Originally the Melting Mountains campaign was created by the ACC on behalf of mountain climbers, backcountry skiers and other recreationists concerned about receding glaciers. "But as we did more research we realized how it really affects all facets of mountain life, and all Canadians. We are speaking to Albertans and I think a lot of farmers will come out and support us because they’re realizing that… to water their crops it really depends on glaciers," said Bruce. "They truly are the water towers for the prairies."

The presentation includes some incredible before and after shots taken of glaciers. The Helm Glacier in Garibaldi Park is one of the examples used to show just how far they’ve receded.

"The effects of climate change on mountains are very visual, they’re quite obvious to everybody and it’s easy to show the before and after pictures. People are definitely taken aback by just how quickly glaciers are melting and what it means," said Bruce.

"On the positive side, people are responding well to the solutions, and the success stories are going on right now. There are great new technologies coming out, and because Canada has signed on to Kyoto, there are a great deal of solutions coming out of that."

By challenging people to reduce their own emissions by 20 per cent (an average of one tonne), Canadians will be personally in compliance with Kyoto said Bruce. Some of the elements of the Peak Challenge are basic, from weather-proofing your home in the winter to turning down your hot water heater to 50 degrees Celsius.

"You don’t have to change your lifestyle dramatically to implement these solutions, a lot of them are really practical and easy," said Bruce.

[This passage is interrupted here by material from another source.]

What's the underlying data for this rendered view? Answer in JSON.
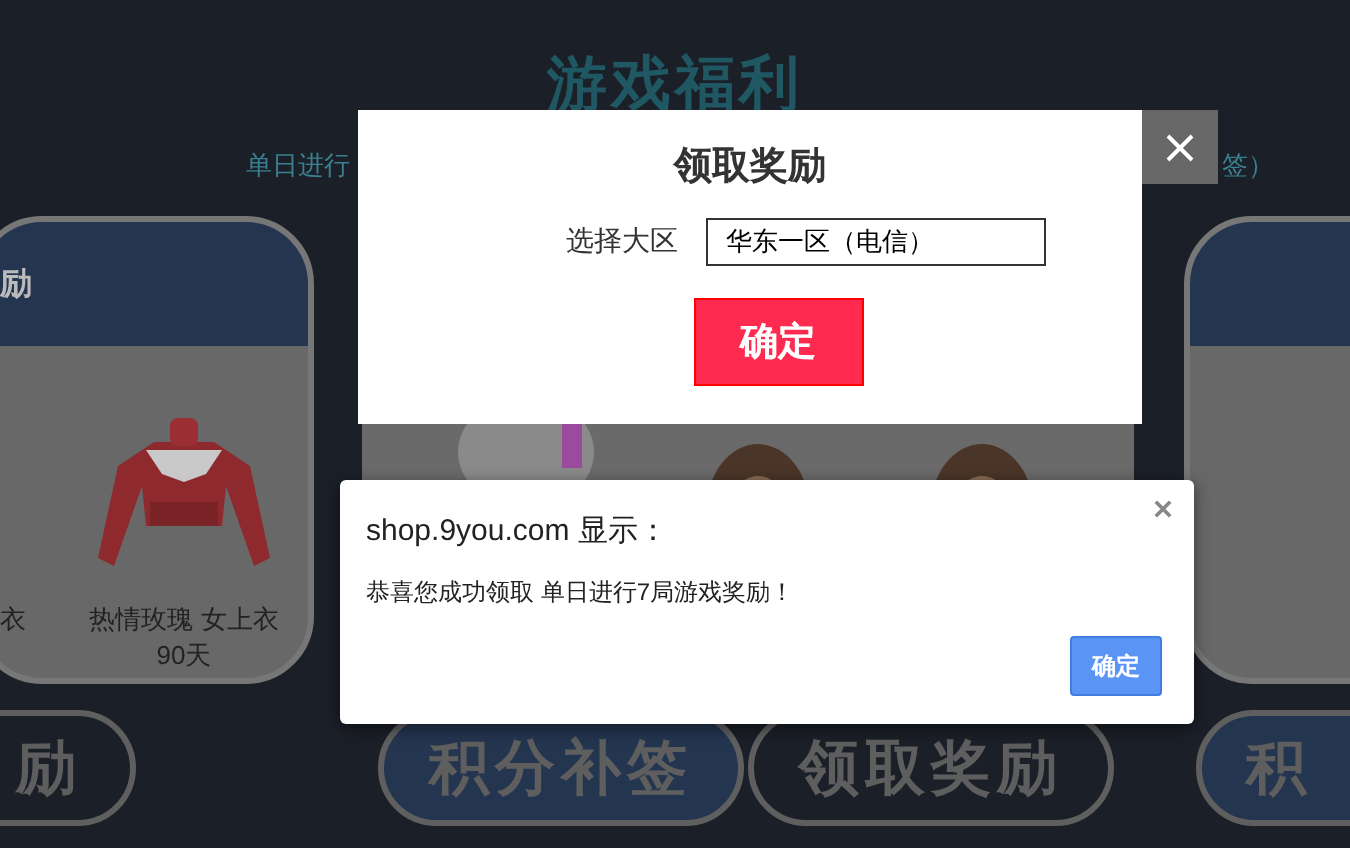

Following the ActionONE fundraiser this Sunday, Melting Mountains will be giving a formal presentation in Whistler at the end of February where they will discuss the program as well as the new research and science that has been introduced since the start of the program two years ago. Among the most recent Environment Canada findings, the snowpack is melting on average a half day sooner each year in recent decades. As a result, many communities are starting to see spring weeks earlier than normal.

"This is disturbing news for anyone who recreates in the mountains, or relies on our mountains for water or jobs," said Bruce. "The future of our mountain experiences, like skiing or mountaineering, depend on reducing greenhouse gas emissions."

For more on HillTrip and ActionONE, visit

For more on Melting Mountains, visit